PROBLEM: Copy out all the lines of the data that hold the word "JSON".

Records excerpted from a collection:
[Start of Attachment]

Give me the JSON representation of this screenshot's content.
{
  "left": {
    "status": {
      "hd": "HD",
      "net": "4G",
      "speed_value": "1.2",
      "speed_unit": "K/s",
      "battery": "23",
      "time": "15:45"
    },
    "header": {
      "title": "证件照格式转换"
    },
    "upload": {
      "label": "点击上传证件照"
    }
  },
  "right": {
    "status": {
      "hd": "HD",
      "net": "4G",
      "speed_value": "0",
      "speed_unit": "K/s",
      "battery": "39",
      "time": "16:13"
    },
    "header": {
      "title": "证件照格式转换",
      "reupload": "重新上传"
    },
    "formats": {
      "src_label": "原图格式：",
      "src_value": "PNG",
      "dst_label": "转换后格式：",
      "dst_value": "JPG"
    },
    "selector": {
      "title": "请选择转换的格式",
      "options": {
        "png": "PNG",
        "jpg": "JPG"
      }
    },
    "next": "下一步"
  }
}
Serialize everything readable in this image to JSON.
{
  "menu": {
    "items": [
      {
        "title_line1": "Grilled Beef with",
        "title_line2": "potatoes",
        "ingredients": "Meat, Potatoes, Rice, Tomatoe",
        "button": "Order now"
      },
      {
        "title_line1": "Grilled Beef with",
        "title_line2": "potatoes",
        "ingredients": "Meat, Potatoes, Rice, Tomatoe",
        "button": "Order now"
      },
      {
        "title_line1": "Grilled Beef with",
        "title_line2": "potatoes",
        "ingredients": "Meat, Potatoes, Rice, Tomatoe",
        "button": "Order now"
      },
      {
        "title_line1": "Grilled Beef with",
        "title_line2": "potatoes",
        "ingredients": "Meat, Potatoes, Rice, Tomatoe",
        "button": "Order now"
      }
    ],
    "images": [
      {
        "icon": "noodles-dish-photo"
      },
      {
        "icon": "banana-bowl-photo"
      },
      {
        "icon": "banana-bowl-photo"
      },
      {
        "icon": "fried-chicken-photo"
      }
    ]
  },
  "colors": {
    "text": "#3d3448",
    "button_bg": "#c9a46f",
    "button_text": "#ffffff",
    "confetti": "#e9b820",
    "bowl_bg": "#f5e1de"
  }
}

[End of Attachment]

EXERCISE OUTPUT:
Give me the JSON representation of this screenshot's content.
Serialize everything readable in this image to JSON.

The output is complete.